IMAGINARY WORLDS IS A BI-WEEKLY PODCAST ABOUT SCIENCE-FICTION AND OTHER FANTASY GENRES HOSTED BY ERIC MOLINSKY. CLICK BELOW TO SUBSCRIBE OR SUPPORT THE PODCAST. FULL ARCHIVE OF AD-FREE EPISODES ARE AVAILABLE AT STITCHER PREMIUM, PROMO CODE: IMAGINARY.
New England is Interesting by BOPD
Imaginary Mixdown by Phantom Fauna
The Wolves are Clothed in Mirrors of Snow by Phantom Fauna
Gudrun by Phanoton Fauna
You may be wondering why most of my back catalog is only available on Stitcher Premium. Last year, the network I used to be on folded, and I was fortunate to be picked up the network Midroll, which will provide ads for my show. Midroll also owns the app Stitcher, and part of my deal with them is that any episode older than 6 months will be available exclusively on Stitcher Premium -- and every episode on Stitcher Premium will be ad-free. This gives me the financial ability to continue to create and produce the show because once I switched to Midroll, the previous ads from my old network either didn't generate profits anymore or disappeared from the episodes. And people discovering my back catalog has been an important part of my income.
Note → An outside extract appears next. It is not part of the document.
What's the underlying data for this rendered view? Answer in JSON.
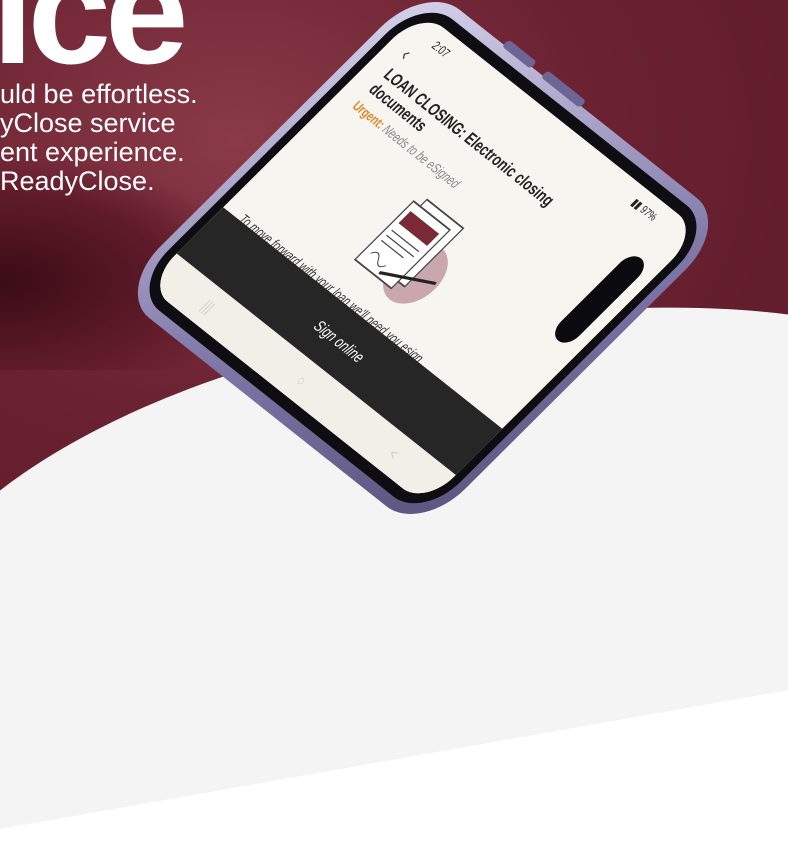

10 extra episodes from my back catalog will also be available on all platforms, and you can get the rest on Stitcher Premium for just $5 a month, and you can pay month-to-month. If you sign up at https://www.stitcher.com/premium and use the promo code “Imaginary,” the first 30 days is a free trial. Plus, the revenue I get from those subscriptions will help make this podcast financially sustainable.
Thank you for your understanding and support.
50 years ago this month, Kurt Vonnegut introduced Billy Pilgrim and the aliens who gave him time traveling powers in his novel Slaughterhouse Five. Many critics were baffled as to why Vonnegut used sci-fi tropes to explore the horrors of World War II. But the novel was deeply personal to Vonnegut, who struggled for years to figure out how to talk about his wartime experiences. Vonnegut experts Marc Leeds, William Rodney Allen and Julia Whitehead connect the dots from the author’s real traumas to the fantastical adventures of Billy Pilgrim. And professor Philip Beidler explains why the novel speaks to him as a Vietnam veteran.